Author on the Couch: Lisa Wells

lwThis week on Author on the Couch, I conduct a session with…

 Lisa Wells

GIVEAWAY! Lisa is giving away a $10 gift card… Just do these two things:

  1. Share this post on Facebook or Twitter.
  2. Leave a comment for Lisa.


Me: Tell me about an experience that had a profound impact on your life.


Lisa: When I was five, I was dragged by our galloping pony across the fields of my grandparent’s farm. During this adventure, I had one foot all the way in the stirrup and the rest of my body was bouncing off the rocky ground. The horse finally stopped when a bob-wire fence got in her way.

I was in the hospital for two weeks.

No one blamed the horse. It was my fault. One simply does not place their whole foot in a stirrup. Nor try to dismount a horse while it’s moving. No one suggested I never ride a horse again. Of course I would continue to ride horses.

That moment in my life taught me to get back up and do it again. A skill that has come in handy throughout my life. Especially as a writer. A rejection from an editor or agent is nothing compared to an up close and personal journey over a thousand jagged rocks.


[Tweet theme=”basic-white”]”That moment in my life taught me to get back up and do it again.” @lisawellsauthor via @Abbie_Roads #amwriting[/Tweet]


Me: Lisa–What a powerful lesson from such a scary experience! I love it when people can find the lesson from a bad experience.

What personality trait of yours helps you most as an author?


Lisa: I’m Princesses Positive. I expect good things to happen.


Me: What personality trait of yours hinders you most as an author?


Lisa: I work best under pressure. Which means I procrastinate when there’s no pressure. Until you get a contract, there’s not a lot of pressure. I need deadlines to be productive.



Me: What was your high point as a writer—a time when you were happiest?


Lisa: My husband surprised me by reading my first published book. And he loved it. And then he bragged about it to anyone who would listen. That made my year.


Me: Aww… That’s so sweet. He’s a keeper!

What was your low point as a writer—a time when questioned your path as a writer, a time when you felt really crappy about your writing?


Lisa: I once entered a contest, and a judge made the following comment about my entry, “I thought this was a joke.” I put that manuscript away and started a new book.


Me: Gah. I hate mean contest judges.

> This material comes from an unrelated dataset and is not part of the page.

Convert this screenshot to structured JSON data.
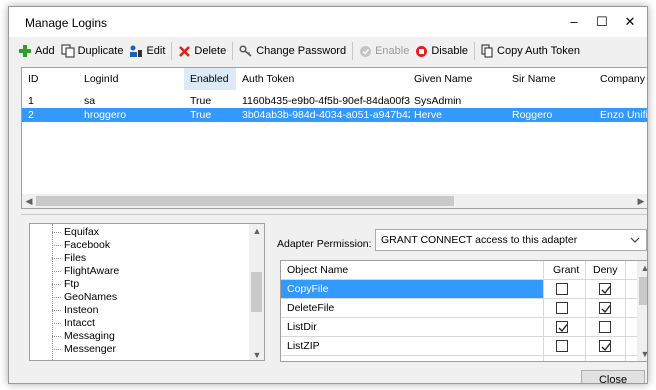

Don’t they realize how hurtful those comments can be to aspiring author?

How did you know you wanted to be a writer?


Lisa: In 3rd grade, my teacher would give us the first line of a story and we had to write a story to go with the line. I LOVED doing that. I knew then, I wanted to be an author some day.


Me: How many books have you written? How long does it typically take you to write a book? What’s the most painful part of the writing process for you?


Lisa: I’ve written five or six books. As I mentioned earlier, I work best with a deadline. That being said, I now know I can write a category length book in 3 months.

The most painful part of writing, getting edits back from an editor and trying to make myself and her happy.


Me: Who is your book boyfriend? Why?


Lisa: Rhett Butler. He’s the ultimate charmer.


Me: Rhett Butler–Amen, sister! He’s a classic. One of my favorites!

What’s your life motto? Why does that motto speak to you?


Lisa: “Be nice.” I work with middle school students who aren’t nice to one another, and I hurt for the kids who are bullied.


Me: I love that. It’s so simple, so basic, and yet so necessary.



Me: Tell me about your Contemporary Romance novel THE SEDUCTION OF KINLEY FOSTER!



Librarian Kinley Foster wants to write erotic romance—the steamy, sexy, curl-your-toes kind of stuff. The problem? She desperately needs a little erotic inspiration. And at a romance convention in Vegas, she finds it…or rather him. The sizzlingly sexy guy who refused Kinley – and her virginity – when she was sixteen.


Me: Share a few of your favorite paragraphs with us.



Ian stepped into the session on Naughty Words for Nice Writers being presented by author Cara Bristol, a writer of erotic romances.


He sat down next to an older lady, probably in her early seventies, with gray hair and pearls. He wondered if she was published or still trying to get her first contract.


“Some men have nicknames for their penises. I once knew a guy who referred to his as Fred,” the speaker said. She was best known for her Rod and Cane Society domestic discipline series.


“Who would call their penis Fred?” the lady sitting beside him asked in a smoker’s voice.


Lisa: I love this passage, and the paragraphs that follow, because it’s a shout out to a dear friend of mine, Cara Bristol. She’s real. Her Naughty Words for Nice Writers is a real book as are her Rod and Cane Society books.


Entangled Publishing

You can find Lisa here:


Abbie Roads writes dark emotional novels featuring damaged characters, but always her hero and heroine a happy ending… after torturing them for three hundred pages. Her debut novel RACE THE DARKNESS is available for pre-order now.Cover-RacetheDarkness



Barnes and Noble:




*Post formatted by Emmanuel Goodman

About the author: abbieroads